Cherri





Notes on Spinning

6 09 2008

Last night, I taught a spinning class in Charlottesville.  I just wanted to say what a lovely group it is, and to post some reminders, for you, and for me.

2. Work on the continuous drafting. Watch to insure you aren’t releasing your measuring hand resulting in pinch and push techniques.

3.  Keep the draft zone under tension.  Allowing a ‘loose’ draft zone can result in a very woolen looking yarn.  Tension keeps the fibers parallel, giving a smoother surface  to your yarn.

4.  Find harmony with your wheel.  If you aren’t comfortable with your wheel, or your sitting position, height of orifice, etc, your yarn will reflect this.

5. When spinning a single, it should spin back on itself when allowed to drape.  It isn’t spun too tightly just because it does.  As a matter of fact, look at what it looks like when it plies back on itself.  If it looks like a yarn that you want, then you are probably putting enough twist in it.

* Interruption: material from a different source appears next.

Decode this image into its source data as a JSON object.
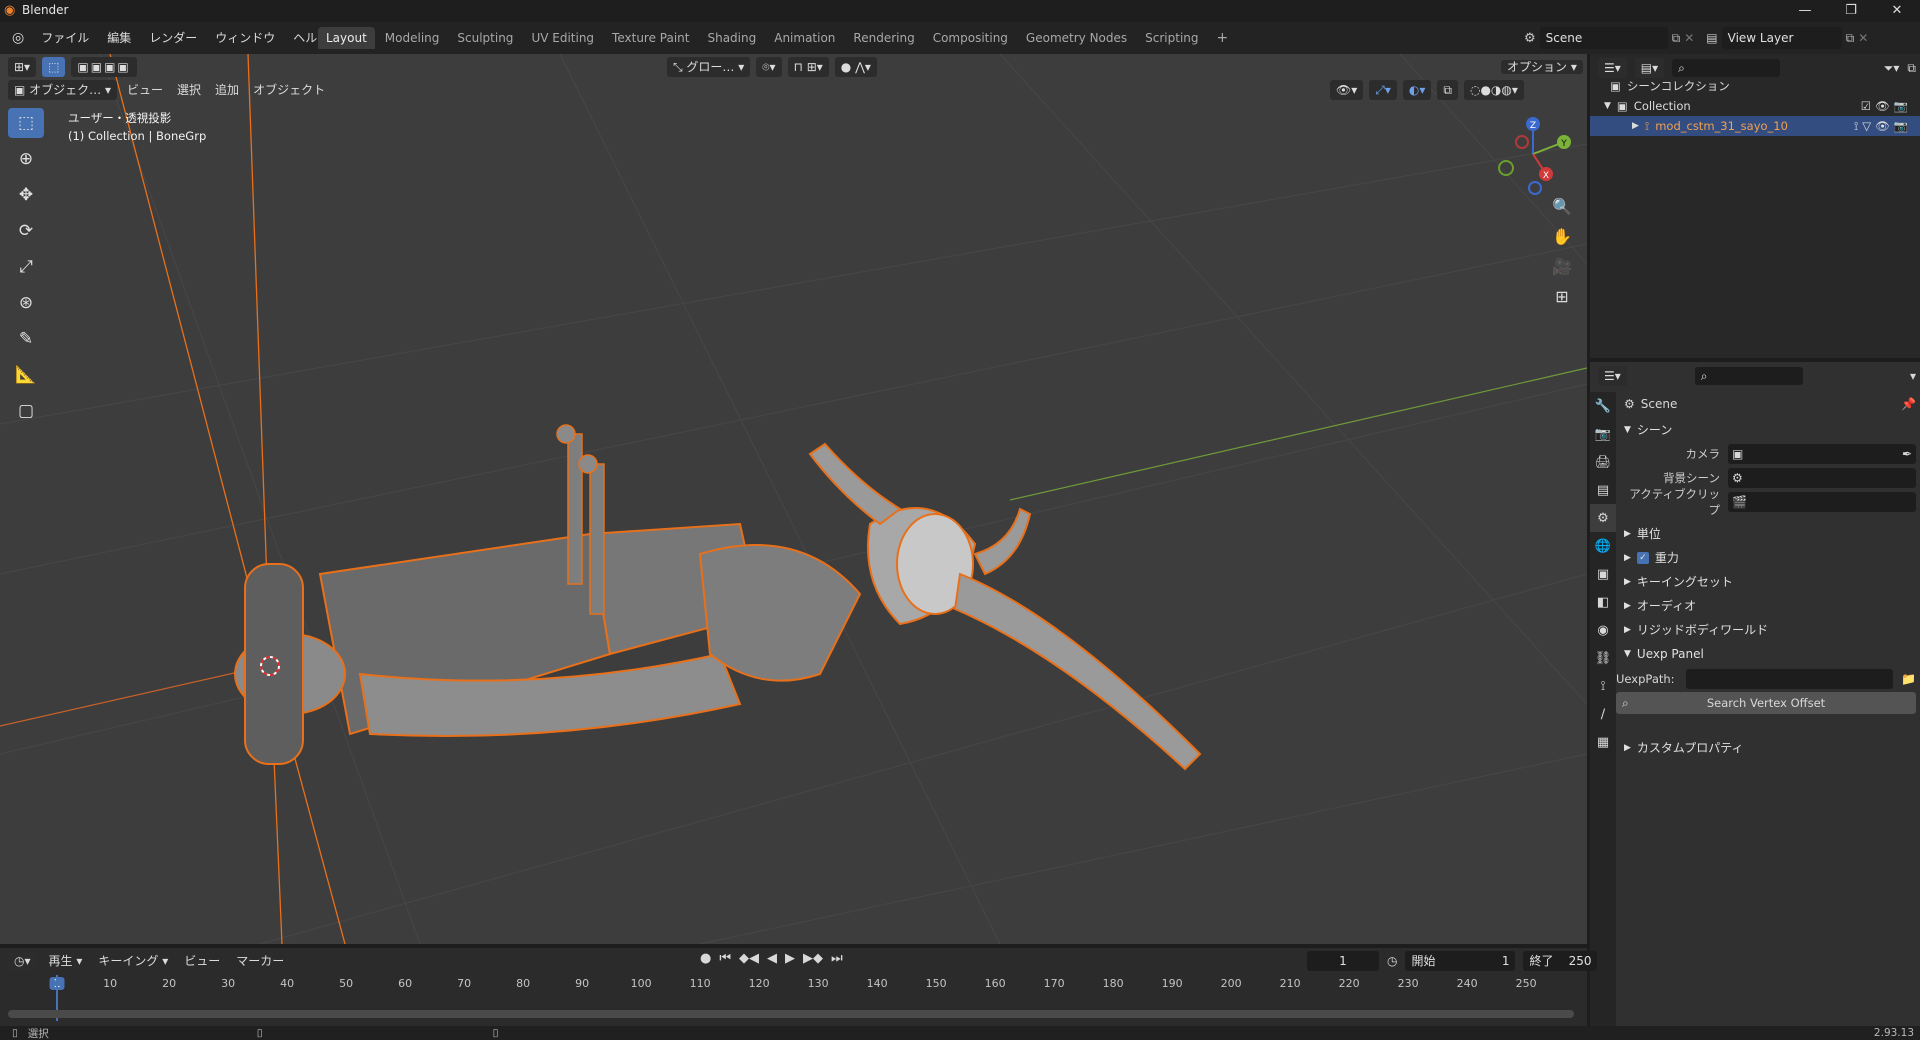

6.  Don’t consider your homework WORK.  If you enjoy spinning, your homework should be about 20% of what you spin this week.  Spin 20 min, and if you are frustrated, take a break and come back to it.  Almost without fail, beginning students say that walking away from their spinning and returning an hour or more later makes for an improvement in their yarn.

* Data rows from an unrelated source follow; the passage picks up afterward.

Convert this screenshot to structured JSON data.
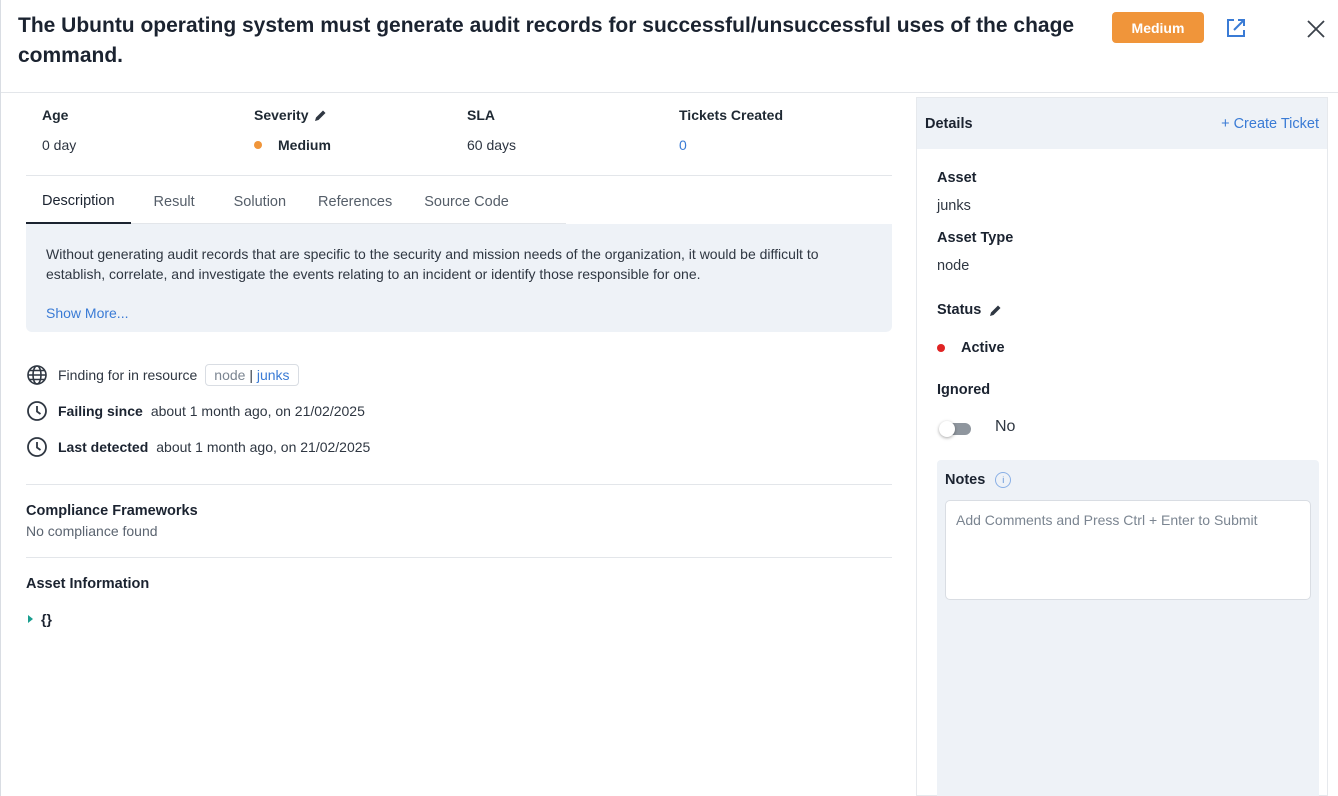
{
  "header": {
    "title": "The Ubuntu operating system must generate audit records for successful/unsuccessful uses of the chage command.",
    "severity_badge": "Medium",
    "colors": {
      "severity_badge": "#f0953a",
      "link": "#3a7bd5"
    }
  },
  "stats": {
    "age_label": "Age",
    "age_value": "0 day",
    "severity_label": "Severity",
    "severity_value": "Medium",
    "sla_label": "SLA",
    "sla_value": "60 days",
    "tickets_label": "Tickets Created",
    "tickets_value": "0"
  },
  "tabs": [
    {
      "label": "Description",
      "active": true
    },
    {
      "label": "Result"
    },
    {
      "label": "Solution"
    },
    {
      "label": "References"
    },
    {
      "label": "Source Code"
    }
  ],
  "description": {
    "text": "Without generating audit records that are specific to the security and mission needs of the organization, it would be difficult to establish, correlate, and investigate the events relating to an incident or identify those responsible for one.",
    "show_more": "Show More..."
  },
  "resource": {
    "label": "Finding for in resource",
    "type": "node",
    "separator": "|",
    "name": "junks",
    "failing_label": "Failing since",
    "failing_value": "about 1 month ago, on 21/02/2025",
    "detected_label": "Last detected",
    "detected_value": "about 1 month ago, on 21/02/2025"
  },
  "compliance": {
    "title": "Compliance Frameworks",
    "empty": "No compliance found"
  },
  "asset_info": {
    "title": "Asset Information",
    "json": "{}"
  },
  "details": {
    "title": "Details",
    "create_ticket": "+ Create Ticket",
    "asset_label": "Asset",
    "asset_value": "junks",
    "asset_type_label": "Asset Type",
    "asset_type_value": "node",
    "status_label": "Status",
    "status_value": "Active",
    "status_color": "#e02424",
    "ignored_label": "Ignored",
    "ignored_value": "No",
    "notes_label": "Notes",
    "notes_info": "i",
    "notes_placeholder": "Add Comments and Press Ctrl + Enter to Submit"
  }
}
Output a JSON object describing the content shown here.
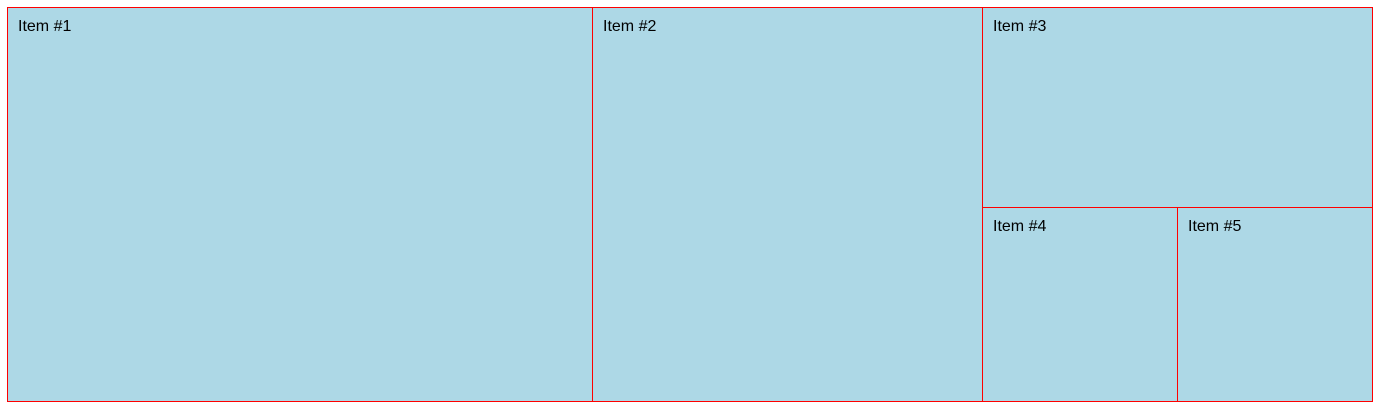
{
  "grid": {
    "items": [
      {
        "label": "Item #1"
      },
      {
        "label": "Item #2"
      },
      {
        "label": "Item #3"
      },
      {
        "label": "Item #4"
      },
      {
        "label": "Item #5"
      }
    ]
  },
  "colors": {
    "item_background": "#add8e6",
    "item_border": "#ff0000",
    "text": "#000000"
  }
}
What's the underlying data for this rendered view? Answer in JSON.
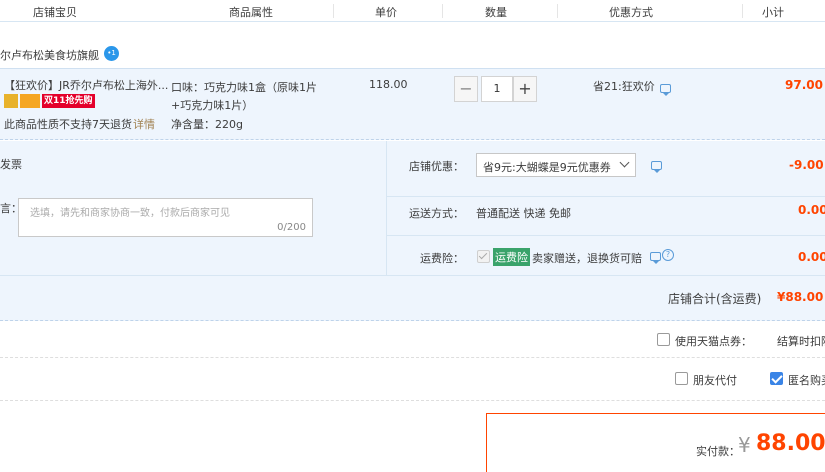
{
  "columns": [
    "店铺宝贝",
    "商品属性",
    "单价",
    "数量",
    "优惠方式",
    "小计"
  ],
  "shop": {
    "name": "尔卢布松美食坊旗舰"
  },
  "item": {
    "title": "【狂欢价】JR乔尔卢布松上海外...",
    "promo_tag": "双11抢先购",
    "notice": "此商品性质不支持7天退货",
    "notice_link": "详情",
    "attr_line1": "口味：巧克力味1盒（原味1片",
    "attr_line2": "+巧克力味1片）",
    "attr_line3": "净含量：220g",
    "price": "118.00",
    "quantity": "1",
    "minus": "−",
    "plus": "+",
    "discount": "省21:狂欢价",
    "subtotal": "97.00"
  },
  "order": {
    "invoice_label": "发票",
    "message_label": "言：",
    "message_placeholder": "选填，请先和商家协商一致，付款后商家可见",
    "message_count": "0/200",
    "shop_discount_label": "店铺优惠：",
    "shop_discount_value": "省9元:大蝴蝶是9元优惠券",
    "shop_discount_amount": "-9.00",
    "shipping_label": "运送方式：",
    "shipping_value": "普通配送 快递 免邮",
    "shipping_amount": "0.00",
    "insurance_label": "运费险：",
    "insurance_tag": "运费险",
    "insurance_text": "卖家赠送，退换货可赔",
    "insurance_amount": "0.00",
    "shop_total_label": "店铺合计(含运费)",
    "shop_total_value": "¥88.00"
  },
  "options": {
    "points_label": "使用天猫点券：",
    "points_note": "结算时扣除",
    "friend_pay_label": "朋友代付",
    "anonymous_label": "匿名购买"
  },
  "payment": {
    "label": "实付款：",
    "currency": "¥",
    "amount": "88.00"
  },
  "colors": {
    "accent_red": "#ff4400",
    "brand_blue": "#3a84e6",
    "row_bg": "#eef5fd"
  }
}
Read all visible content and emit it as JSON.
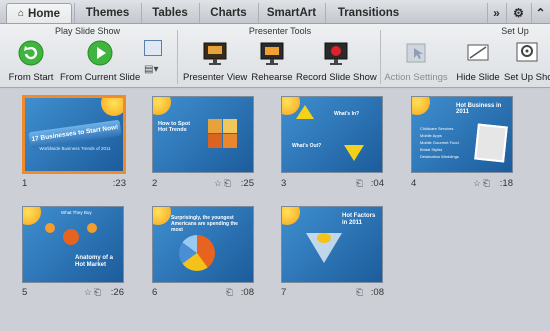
{
  "tabs": [
    {
      "label": "Home"
    },
    {
      "label": "Themes"
    },
    {
      "label": "Tables"
    },
    {
      "label": "Charts"
    },
    {
      "label": "SmartArt"
    },
    {
      "label": "Transitions"
    }
  ],
  "tabbar_right": {
    "overflow": "»",
    "settings": "⚙",
    "collapse": "⌃"
  },
  "groups": {
    "play": "Play Slide Show",
    "presenter": "Presenter Tools",
    "setup": "Set Up"
  },
  "buttons": {
    "from_start": "From Start",
    "from_current": "From Current Slide",
    "presenter_view": "Presenter View",
    "rehearse": "Rehearse",
    "record": "Record Slide Show",
    "action_settings": "Action Settings",
    "hide_slide": "Hide Slide",
    "setup_show": "Set Up Show"
  },
  "slides": [
    {
      "num": "1",
      "time": ":23",
      "icons": "",
      "title": "17 Businesses to Start Now!",
      "sub": "Worldwide Business Trends of 2011"
    },
    {
      "num": "2",
      "time": ":25",
      "icons": "☆ ⎗",
      "title": "How to Spot Hot Trends"
    },
    {
      "num": "3",
      "time": ":04",
      "icons": "⎗",
      "title": "What's In?",
      "sub": "What's Out?"
    },
    {
      "num": "4",
      "time": ":18",
      "icons": "☆ ⎗",
      "title": "Hot Business in 2011",
      "items": [
        "Childcare Services",
        "Mobile Apps",
        "Mobile Gourmet Food",
        "Bridal Stylist",
        "Destination Weddings"
      ]
    },
    {
      "num": "5",
      "time": ":26",
      "icons": "☆ ⎗",
      "title": "Anatomy of a Hot Market",
      "sub": "What They Buy"
    },
    {
      "num": "6",
      "time": ":08",
      "icons": "⎗",
      "title": "Surprisingly, the youngest Americans are spending the most"
    },
    {
      "num": "7",
      "time": ":08",
      "icons": "⎗",
      "title": "Hot Factors in 2011"
    }
  ]
}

homework was to spin a bobbin of singles, and to then navajo ply it.

7Sorry, Make that #1. Have Fun!  It will reflect in your yarn.

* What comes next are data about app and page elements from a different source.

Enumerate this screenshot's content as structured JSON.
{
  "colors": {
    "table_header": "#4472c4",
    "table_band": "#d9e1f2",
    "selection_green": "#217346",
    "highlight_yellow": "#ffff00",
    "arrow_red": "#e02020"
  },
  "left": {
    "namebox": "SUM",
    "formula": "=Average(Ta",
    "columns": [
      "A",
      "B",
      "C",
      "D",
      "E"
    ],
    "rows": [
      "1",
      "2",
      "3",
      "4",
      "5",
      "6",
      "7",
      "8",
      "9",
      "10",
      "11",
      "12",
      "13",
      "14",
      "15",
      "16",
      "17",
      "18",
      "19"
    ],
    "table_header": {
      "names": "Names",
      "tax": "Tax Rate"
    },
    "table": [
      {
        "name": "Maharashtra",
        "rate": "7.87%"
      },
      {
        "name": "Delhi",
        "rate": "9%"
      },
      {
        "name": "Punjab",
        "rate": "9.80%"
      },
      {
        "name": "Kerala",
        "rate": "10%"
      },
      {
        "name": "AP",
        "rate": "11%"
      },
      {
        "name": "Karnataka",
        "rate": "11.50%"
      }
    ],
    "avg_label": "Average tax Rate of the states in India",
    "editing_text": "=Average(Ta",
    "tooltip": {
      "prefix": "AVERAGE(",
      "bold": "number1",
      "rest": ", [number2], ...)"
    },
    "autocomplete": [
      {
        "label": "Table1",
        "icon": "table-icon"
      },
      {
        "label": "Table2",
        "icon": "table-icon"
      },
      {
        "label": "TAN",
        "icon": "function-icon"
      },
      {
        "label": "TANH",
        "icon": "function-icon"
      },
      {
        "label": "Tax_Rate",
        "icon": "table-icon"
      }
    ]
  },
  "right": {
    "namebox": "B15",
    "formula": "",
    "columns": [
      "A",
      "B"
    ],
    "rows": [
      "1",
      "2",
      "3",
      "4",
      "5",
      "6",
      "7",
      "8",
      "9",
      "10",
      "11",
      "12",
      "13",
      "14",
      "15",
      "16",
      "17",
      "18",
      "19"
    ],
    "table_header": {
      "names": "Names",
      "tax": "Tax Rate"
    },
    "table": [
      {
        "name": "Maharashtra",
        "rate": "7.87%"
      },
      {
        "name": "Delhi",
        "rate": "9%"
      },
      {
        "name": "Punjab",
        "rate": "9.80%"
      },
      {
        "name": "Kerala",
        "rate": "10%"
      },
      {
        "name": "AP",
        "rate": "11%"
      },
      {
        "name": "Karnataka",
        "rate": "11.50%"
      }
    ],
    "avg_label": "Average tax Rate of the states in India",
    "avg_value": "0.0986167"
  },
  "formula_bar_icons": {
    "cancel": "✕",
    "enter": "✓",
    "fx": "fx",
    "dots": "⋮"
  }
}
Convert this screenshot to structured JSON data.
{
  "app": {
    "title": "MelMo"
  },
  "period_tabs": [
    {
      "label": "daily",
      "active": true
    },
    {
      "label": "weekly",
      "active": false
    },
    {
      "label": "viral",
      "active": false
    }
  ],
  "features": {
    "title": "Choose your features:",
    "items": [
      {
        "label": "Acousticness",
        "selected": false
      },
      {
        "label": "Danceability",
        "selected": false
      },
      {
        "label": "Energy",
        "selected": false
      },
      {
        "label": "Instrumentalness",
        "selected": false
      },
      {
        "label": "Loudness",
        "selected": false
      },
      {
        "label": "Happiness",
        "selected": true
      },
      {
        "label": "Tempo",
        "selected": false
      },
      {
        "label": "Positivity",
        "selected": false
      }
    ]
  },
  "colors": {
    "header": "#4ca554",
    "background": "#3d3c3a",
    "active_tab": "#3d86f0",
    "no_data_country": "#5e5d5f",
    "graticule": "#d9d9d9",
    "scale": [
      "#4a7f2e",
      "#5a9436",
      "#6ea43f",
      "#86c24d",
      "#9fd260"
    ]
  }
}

For me, a reminder of what some of you want to do in this class:

1. Work with flax, bamboo, and camel

2. Charkha

3. Wool combs and worsted spinning

4.  Saxony wheel

5.  Plying

6.  Learn to asses the quality of yarn produced, and analyze problems/issues

If I haven’t covered everything, or if you want something added, please e-mail me

maidensweaver at earthlink dot net   or leave a comment on this blog.

Cherri

Hope everyone made it home safely. And I’ll see you next week.





Glen Allen work and Felting workshop

18 01 2008

Here are pics of some of the work going on at Glen Allen. The multi-color, highly textured piece is a set of place mats that I am weaving. The taupe and burgundy is Nancy’s. She has done 2 or 3 scarves out of that, and these pics are just to show how pretty the weave and fiber are. She is weaving off the loom waste. The fiber is tencel.
The chenille piece is also taupe, and has beads woven in. This is Julie’s work.
She is truly a ‘natural’ fiber artist.



Tomorrow I have a hatfelting workshop at The Visual Art Center of Richmond. I’ll try to remember to take the camera and upload pics afterward. It’s a busy weekend, so I may not get it done until sometime during the week.
Take care.

Cherri





Learn to weave in a weekend class

17 01 2008

Some of you have been looking for a quick opportunity to try weaving. The Visual Art Center of Richmond is offering that opportunity. On January 25, I will be teaching a weaving intensive at the Visual Art Center of Richmond. You have the opportunity to completely immerse yourself in 3 days of weaving. Friday night, we will work from 6:30 – 9:00 pm measuring out our yarn to put on the loom. On Saturday morning, from 10-12:30, we will wind the yarn onto the loom, and pull the threads through the heddles. In the afternoon, we will finish pulling through heddles, and sley the reed, tie onto the loom and begin weaving these beautiful mohair shawls which we will finish on Sunday afternoon.
I have openings in this class, if you would like to join us. It’s a wonderful refresher course for you if you just haven’t woven in a while. If you are new to weaving, and want yet another opportunity to set up and weave under the instruction of a teacher before working on your own at home, or you just want to know if weaving is something you might want to pursue deeper, this is a good opportunity for you.
The class is designed for mohair shawls because they weave up quickly. I hope to see you there.
If you are not local, there are many lodging opportunities in the area. We are very close to VCU (Virginia Commonwealth University), and the thriving heart of Richmond, Virginia. Come join the fun and be a part of a vital weaving community.
Cherri